===== Provided records =====

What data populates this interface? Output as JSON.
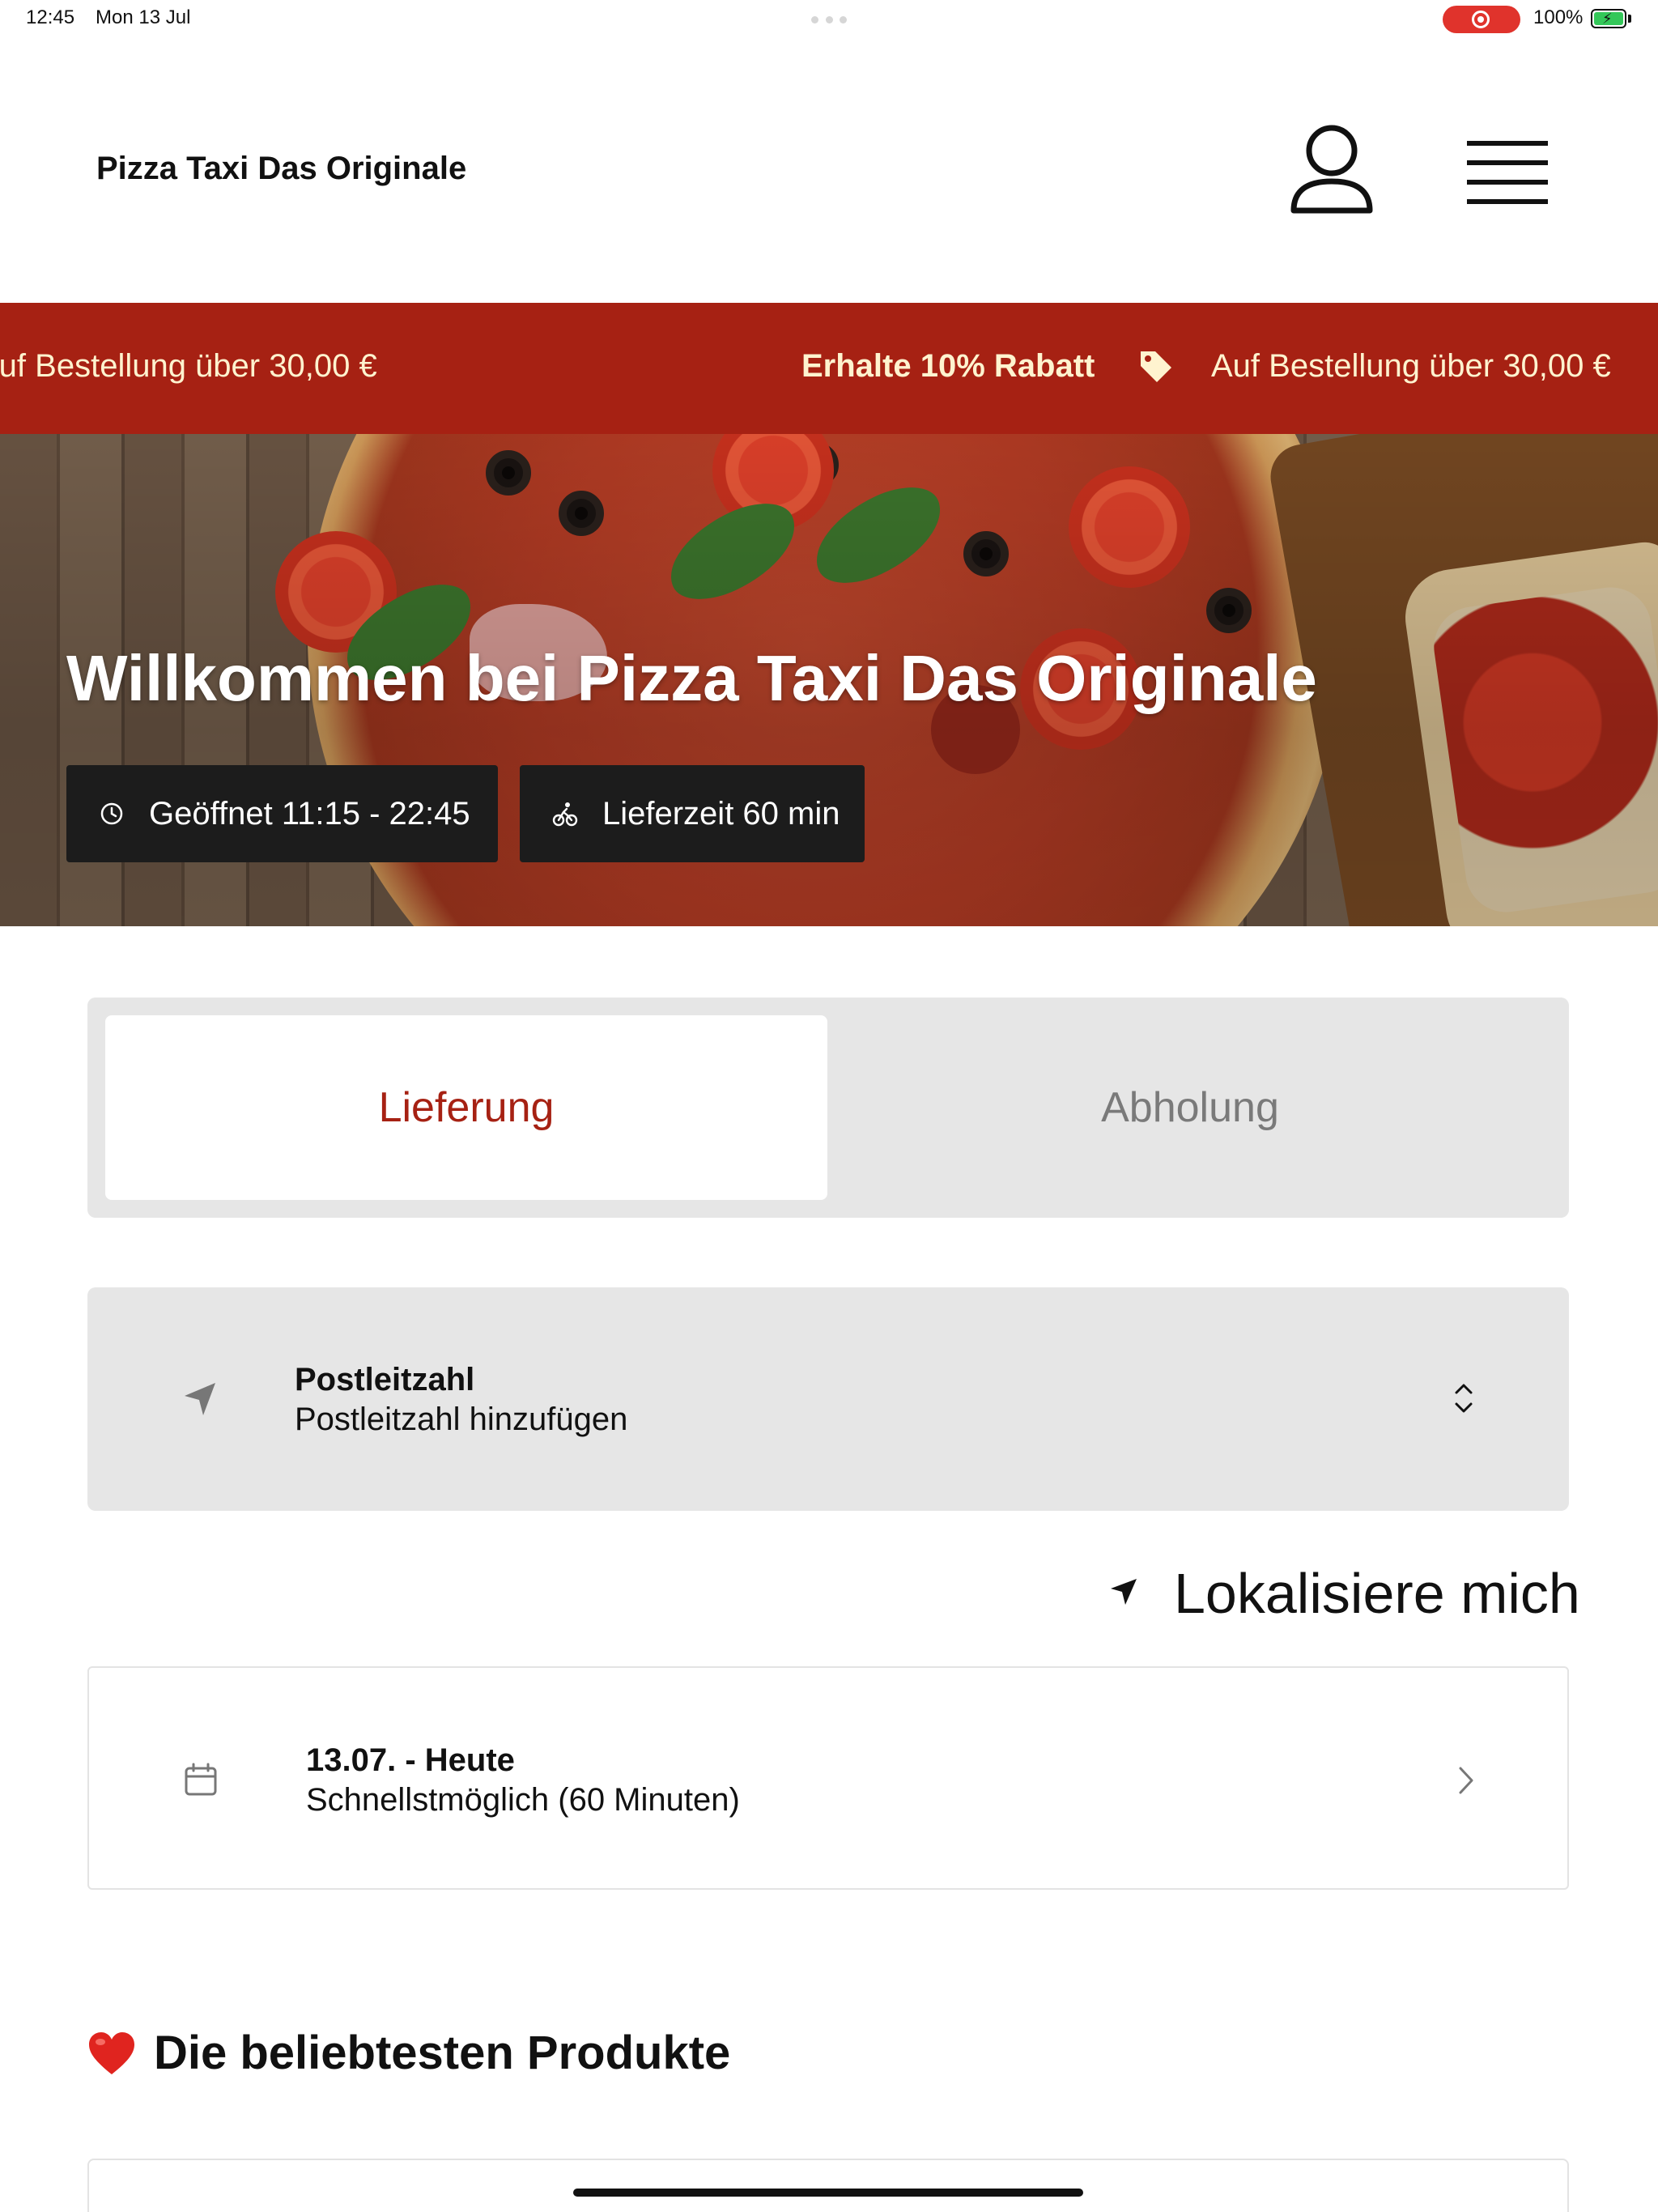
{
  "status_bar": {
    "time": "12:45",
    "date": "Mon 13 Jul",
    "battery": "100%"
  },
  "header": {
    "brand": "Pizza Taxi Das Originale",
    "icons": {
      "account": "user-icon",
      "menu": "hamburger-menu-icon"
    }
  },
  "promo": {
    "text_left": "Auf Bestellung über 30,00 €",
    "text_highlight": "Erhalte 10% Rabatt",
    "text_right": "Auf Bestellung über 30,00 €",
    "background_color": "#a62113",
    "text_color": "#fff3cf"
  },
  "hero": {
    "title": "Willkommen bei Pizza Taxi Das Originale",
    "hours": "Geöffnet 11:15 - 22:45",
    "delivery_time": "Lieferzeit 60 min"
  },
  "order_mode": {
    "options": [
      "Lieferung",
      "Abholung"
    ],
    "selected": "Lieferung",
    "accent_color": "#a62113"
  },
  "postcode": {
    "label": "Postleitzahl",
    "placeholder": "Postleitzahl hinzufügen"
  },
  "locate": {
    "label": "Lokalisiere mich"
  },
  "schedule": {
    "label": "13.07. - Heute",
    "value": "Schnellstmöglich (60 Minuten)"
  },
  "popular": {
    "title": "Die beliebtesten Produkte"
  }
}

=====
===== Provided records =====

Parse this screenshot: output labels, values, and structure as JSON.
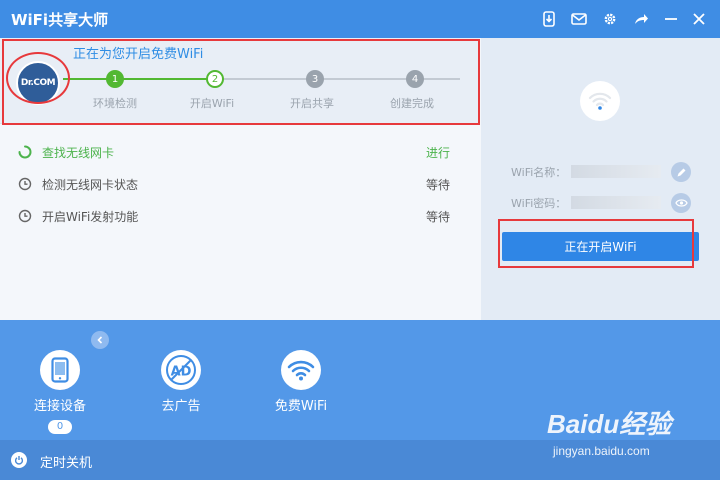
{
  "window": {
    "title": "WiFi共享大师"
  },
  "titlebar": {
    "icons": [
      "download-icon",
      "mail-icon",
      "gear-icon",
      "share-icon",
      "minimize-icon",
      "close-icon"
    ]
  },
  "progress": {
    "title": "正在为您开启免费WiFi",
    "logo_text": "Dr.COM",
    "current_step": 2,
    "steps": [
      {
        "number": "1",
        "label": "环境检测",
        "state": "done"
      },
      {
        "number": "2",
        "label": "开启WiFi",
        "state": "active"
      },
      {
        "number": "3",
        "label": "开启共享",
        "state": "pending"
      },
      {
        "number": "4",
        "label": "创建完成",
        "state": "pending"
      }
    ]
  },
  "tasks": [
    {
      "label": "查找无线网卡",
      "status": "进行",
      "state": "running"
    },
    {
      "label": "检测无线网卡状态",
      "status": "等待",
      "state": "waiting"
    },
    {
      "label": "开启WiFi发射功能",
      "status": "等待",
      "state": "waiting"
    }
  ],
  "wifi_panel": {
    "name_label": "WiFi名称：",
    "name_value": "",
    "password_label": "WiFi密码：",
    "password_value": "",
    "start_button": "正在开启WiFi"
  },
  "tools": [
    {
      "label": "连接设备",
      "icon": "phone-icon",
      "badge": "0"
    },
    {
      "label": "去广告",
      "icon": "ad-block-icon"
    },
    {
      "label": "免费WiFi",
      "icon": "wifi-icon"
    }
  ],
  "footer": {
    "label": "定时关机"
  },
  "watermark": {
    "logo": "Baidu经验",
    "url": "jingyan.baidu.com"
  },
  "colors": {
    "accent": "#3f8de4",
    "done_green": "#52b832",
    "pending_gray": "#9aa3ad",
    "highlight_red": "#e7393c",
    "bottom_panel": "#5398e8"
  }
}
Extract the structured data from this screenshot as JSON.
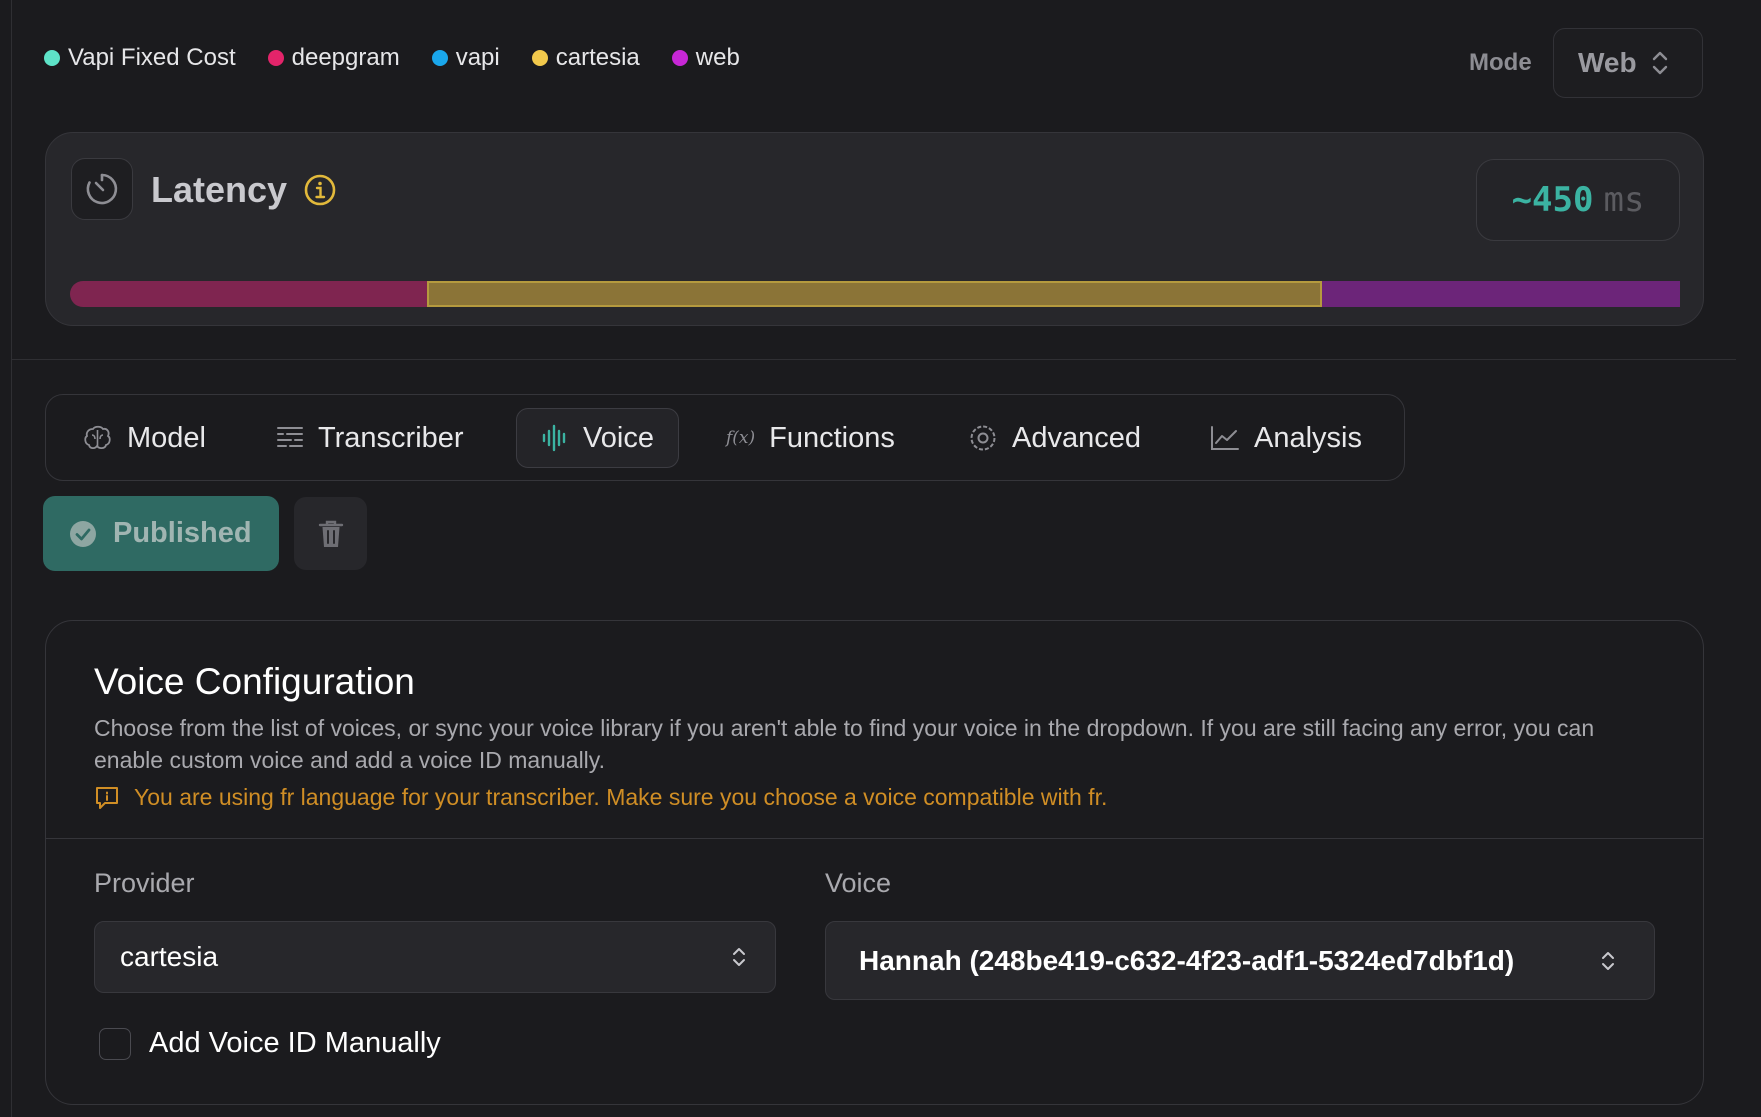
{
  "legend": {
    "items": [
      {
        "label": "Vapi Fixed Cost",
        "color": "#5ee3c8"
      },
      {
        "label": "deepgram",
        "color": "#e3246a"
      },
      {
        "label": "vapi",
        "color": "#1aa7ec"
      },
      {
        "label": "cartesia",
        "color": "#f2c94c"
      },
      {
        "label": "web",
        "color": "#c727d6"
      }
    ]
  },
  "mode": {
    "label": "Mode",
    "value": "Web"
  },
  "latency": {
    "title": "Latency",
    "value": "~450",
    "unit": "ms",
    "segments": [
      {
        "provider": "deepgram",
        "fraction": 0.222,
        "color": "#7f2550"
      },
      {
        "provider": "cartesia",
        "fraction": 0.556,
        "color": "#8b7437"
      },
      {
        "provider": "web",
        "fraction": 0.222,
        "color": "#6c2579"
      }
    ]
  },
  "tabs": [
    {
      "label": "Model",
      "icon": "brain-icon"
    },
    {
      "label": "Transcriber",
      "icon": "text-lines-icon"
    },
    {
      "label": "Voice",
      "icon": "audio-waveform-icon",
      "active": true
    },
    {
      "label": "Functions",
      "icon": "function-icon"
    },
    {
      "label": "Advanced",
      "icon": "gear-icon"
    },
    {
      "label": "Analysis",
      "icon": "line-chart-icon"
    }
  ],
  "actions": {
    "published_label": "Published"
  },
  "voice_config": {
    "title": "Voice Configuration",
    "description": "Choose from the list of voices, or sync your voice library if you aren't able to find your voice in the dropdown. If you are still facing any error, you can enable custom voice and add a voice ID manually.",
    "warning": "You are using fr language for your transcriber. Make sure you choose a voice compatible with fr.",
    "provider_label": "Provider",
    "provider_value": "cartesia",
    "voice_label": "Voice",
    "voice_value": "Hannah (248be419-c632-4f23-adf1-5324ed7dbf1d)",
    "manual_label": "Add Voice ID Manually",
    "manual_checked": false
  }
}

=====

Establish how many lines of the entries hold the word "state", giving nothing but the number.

7